  9. America didn't lose the war in terms of politics. The Paris Agreement states that the US won as troops were still in Vietnam at the time. In terms of casualties and deaths, however, it was pretty equal going.
  10. Nixon had been elected on a promise to Vietnamize the war, meaning more fighting would be turned over to the South Vietnamese army, and to start bringing home American troops. When the President ordered US troops into Cambodia and ordered more bombings, the result was a tremendous uproar at home with more marches and demonstrations. Congress reacted to the antiwar feeling and repealed the Gulf of Tonkin Resolution which gave the President the authority to send troops and fight the war in Vietnam. The United States did not lose the Vietnam War, although some may argue that by pulling out of South Vietnam we did just that. In 1972, North Vietnam finally realized that the war was a stalemate. The two sides met and arranged a cease fire. In January of 1973, the Paris Accords went into effect. The US agreed to withdraw all its troops from Vietnam in 60 days. Congress had stopped funding the war effort. The North Vietnamese government agreed to release all prisoners, which they never did. Free elections were to be held in Vietnam. The President of South Vietnam considered the agreement between North Vietnam and the US as a sell-out. But it allowed President Nixon to save face and bring the soldiers home. By 1975, after US troops had been pulled out of South Vietnam, the ARVN (Army of the Republic of South Vietnam) collapsed and the North Vietnamese moved into Saigon, ending the war and finalizing the takeover of the South by the North. Our purpose in the war is debated to this day.

1 comment :

Anonymous said...

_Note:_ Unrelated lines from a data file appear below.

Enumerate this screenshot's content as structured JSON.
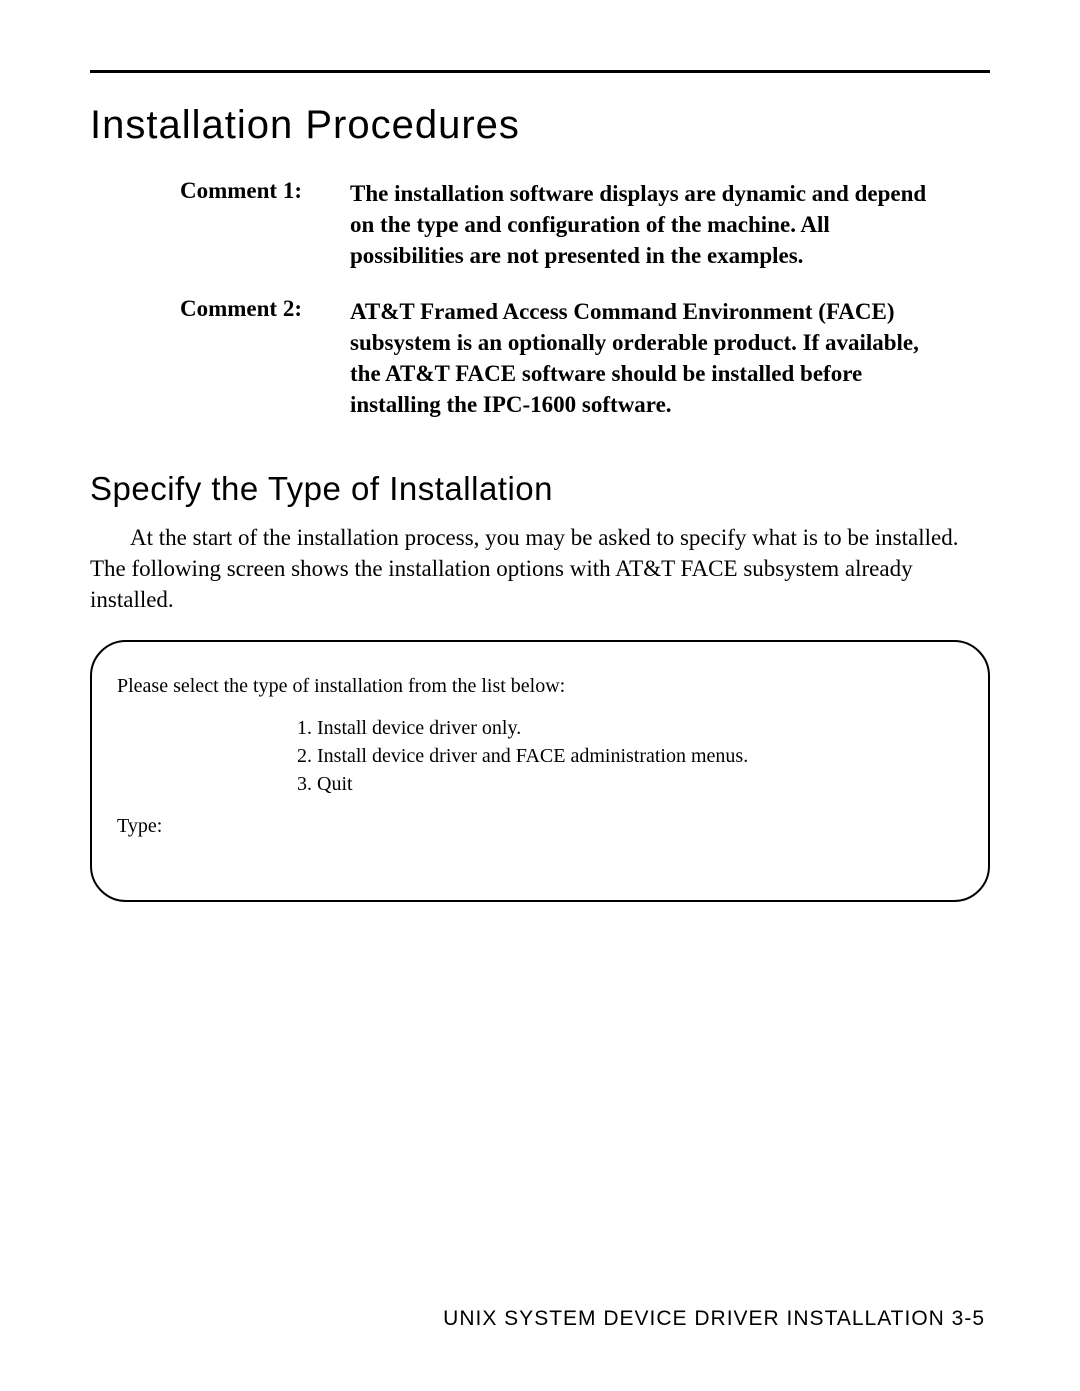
{
  "main_title": "Installation Procedures",
  "comments": [
    {
      "label": "Comment 1:",
      "text": "The installation software displays are dynamic and depend on the type and configuration of the machine. All possibilities are not presented in the examples."
    },
    {
      "label": "Comment 2:",
      "text": "AT&T Framed Access Command Environment (FACE) subsystem is an optionally orderable product. If available, the AT&T FACE software should be installed before installing the IPC-1600 software."
    }
  ],
  "section_title": "Specify the Type of Installation",
  "body_para": "At the start of the installation process, you may be asked to specify what is to be installed. The following screen shows the installation options with AT&T FACE subsystem already installed.",
  "terminal": {
    "prompt": "Please select the type of installation from the list below:",
    "options": [
      "1. Install device driver only.",
      "2. Install device driver and FACE administration menus.",
      "3. Quit"
    ],
    "type_label": "Type:"
  },
  "footer": "UNIX SYSTEM DEVICE DRIVER INSTALLATION  3-5"
}
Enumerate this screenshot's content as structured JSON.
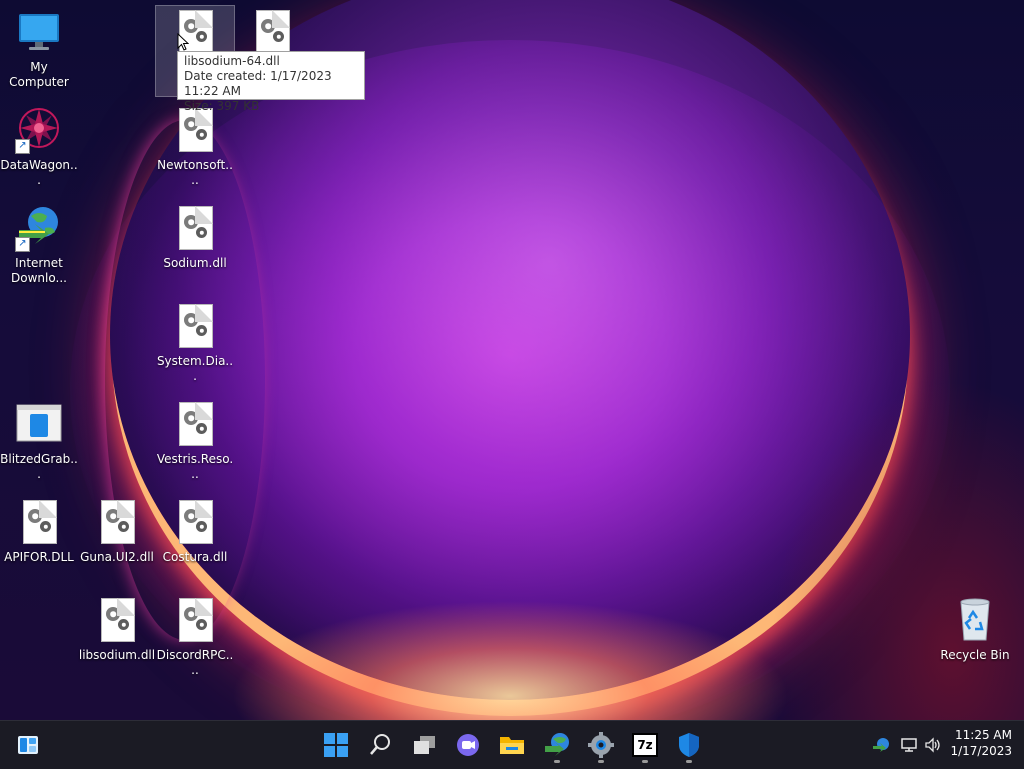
{
  "desktop": {
    "icons": [
      {
        "label": "My Computer"
      },
      {
        "label": "DataWagon..."
      },
      {
        "label": "Internet Downlo..."
      },
      {
        "label": "BlitzedGrab..."
      },
      {
        "label": "APIFOR.DLL"
      },
      {
        "label": "Guna.UI2.dll"
      },
      {
        "label": "libsodium.dll"
      },
      {
        "label": "libs"
      },
      {
        "label": ""
      },
      {
        "label": "Newtonsoft...."
      },
      {
        "label": "Sodium.dll"
      },
      {
        "label": "System.Dia..."
      },
      {
        "label": "Vestris.Reso..."
      },
      {
        "label": "Costura.dll"
      },
      {
        "label": "DiscordRPC...."
      },
      {
        "label": "Recycle Bin"
      }
    ]
  },
  "tooltip": {
    "name": "libsodium-64.dll",
    "date_created": "Date created: 1/17/2023 11:22 AM",
    "size": "Size: 397 KB"
  },
  "taskbar": {
    "pinned": [
      "widgets-icon",
      "start-icon",
      "search-icon",
      "task-view-icon",
      "chat-icon",
      "file-explorer-icon",
      "internet-download-manager-icon",
      "settings-icon",
      "7zip-icon",
      "windows-security-icon"
    ],
    "sevenzip_label": "7z",
    "time": "11:25 AM",
    "date": "1/17/2023"
  }
}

The author makes several good points in this article especially concerning the shameful US media,the US never being able to eradicate the VC tunnel systems, and the S. Vietnamese lack of interest in the outcome of THEIR war. However, I do respectfully disagree concerning the fighting skill of the Vietcong. It has been my personal experience from talking and working with many Vietnam war veterans, that before the tet offensive (1968) the Vietcong were well trained jungle fighters with enviable discipline. Thank you for taking the time to educate younger people who have no idea what Vietnam was. May God bless all Vietnam Veterans.